Exercise goal: Show every line of the records below that contains the word "with".

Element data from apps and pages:
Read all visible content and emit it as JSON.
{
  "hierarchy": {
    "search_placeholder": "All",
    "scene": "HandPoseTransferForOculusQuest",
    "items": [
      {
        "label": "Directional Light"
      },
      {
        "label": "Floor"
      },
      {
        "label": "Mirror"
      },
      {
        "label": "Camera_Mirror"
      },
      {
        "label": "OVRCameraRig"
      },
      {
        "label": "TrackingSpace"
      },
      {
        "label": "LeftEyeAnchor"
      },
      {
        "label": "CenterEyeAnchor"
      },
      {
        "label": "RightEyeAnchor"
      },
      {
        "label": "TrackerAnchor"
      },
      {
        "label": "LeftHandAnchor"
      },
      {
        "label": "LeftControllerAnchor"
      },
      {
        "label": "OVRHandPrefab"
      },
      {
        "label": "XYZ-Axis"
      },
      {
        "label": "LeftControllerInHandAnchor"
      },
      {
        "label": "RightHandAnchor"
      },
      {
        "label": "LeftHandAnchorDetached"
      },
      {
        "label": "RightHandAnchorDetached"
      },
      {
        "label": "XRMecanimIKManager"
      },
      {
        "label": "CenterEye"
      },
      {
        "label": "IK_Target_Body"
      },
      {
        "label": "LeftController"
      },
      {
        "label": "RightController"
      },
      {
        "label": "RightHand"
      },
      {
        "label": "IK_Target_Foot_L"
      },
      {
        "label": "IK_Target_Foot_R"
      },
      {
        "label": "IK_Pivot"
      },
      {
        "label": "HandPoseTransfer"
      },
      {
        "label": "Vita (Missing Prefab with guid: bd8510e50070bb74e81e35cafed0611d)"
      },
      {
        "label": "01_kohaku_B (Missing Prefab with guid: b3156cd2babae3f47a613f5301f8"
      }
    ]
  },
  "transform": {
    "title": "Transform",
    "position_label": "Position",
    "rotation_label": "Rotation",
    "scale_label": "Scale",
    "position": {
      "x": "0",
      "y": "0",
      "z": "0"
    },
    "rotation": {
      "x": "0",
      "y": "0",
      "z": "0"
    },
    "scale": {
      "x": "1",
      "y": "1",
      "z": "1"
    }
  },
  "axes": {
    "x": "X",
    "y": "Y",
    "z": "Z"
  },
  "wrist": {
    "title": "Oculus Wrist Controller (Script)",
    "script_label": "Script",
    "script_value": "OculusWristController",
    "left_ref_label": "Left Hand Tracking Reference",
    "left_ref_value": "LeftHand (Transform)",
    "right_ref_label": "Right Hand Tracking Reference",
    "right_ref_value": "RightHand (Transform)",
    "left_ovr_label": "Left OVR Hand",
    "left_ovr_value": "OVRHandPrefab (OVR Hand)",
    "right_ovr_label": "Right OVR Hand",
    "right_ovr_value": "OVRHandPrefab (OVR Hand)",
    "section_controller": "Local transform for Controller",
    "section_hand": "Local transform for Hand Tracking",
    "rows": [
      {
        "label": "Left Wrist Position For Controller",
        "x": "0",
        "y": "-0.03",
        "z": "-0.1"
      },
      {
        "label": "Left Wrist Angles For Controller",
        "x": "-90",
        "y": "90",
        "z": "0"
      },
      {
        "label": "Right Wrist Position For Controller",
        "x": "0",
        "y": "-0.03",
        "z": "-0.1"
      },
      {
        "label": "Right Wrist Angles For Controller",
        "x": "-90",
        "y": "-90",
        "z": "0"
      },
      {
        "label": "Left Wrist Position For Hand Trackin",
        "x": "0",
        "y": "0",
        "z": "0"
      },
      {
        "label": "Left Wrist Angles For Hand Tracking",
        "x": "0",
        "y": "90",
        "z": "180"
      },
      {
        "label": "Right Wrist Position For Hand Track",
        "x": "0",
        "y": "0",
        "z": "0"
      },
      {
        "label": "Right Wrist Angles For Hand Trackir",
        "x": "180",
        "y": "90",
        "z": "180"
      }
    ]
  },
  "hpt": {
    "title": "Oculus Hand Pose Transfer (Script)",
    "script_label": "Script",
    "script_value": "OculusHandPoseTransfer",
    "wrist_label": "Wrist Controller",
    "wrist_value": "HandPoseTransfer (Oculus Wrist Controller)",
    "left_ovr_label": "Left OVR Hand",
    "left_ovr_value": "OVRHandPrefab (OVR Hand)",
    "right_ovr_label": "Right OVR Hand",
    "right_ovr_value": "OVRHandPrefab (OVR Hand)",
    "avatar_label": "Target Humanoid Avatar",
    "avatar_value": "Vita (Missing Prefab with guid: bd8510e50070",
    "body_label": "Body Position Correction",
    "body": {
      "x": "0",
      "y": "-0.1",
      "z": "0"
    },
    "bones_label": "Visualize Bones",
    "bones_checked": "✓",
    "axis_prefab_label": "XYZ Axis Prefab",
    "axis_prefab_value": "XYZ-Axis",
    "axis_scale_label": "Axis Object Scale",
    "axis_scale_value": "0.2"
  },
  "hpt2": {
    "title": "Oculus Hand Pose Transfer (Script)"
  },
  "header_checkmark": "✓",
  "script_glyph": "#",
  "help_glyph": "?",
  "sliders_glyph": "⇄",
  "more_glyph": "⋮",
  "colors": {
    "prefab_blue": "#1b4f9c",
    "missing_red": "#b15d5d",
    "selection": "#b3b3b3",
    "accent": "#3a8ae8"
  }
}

Written response:
        "label": "Vita (Missing Prefab with guid: bd8510e50070bb74e81e35cafed0611d)"
        "label": "01_kohaku_B (Missing Prefab with guid: b3156cd2babae3f47a613f5301f8"
    "avatar_value": "Vita (Missing Prefab with guid: bd8510e50070",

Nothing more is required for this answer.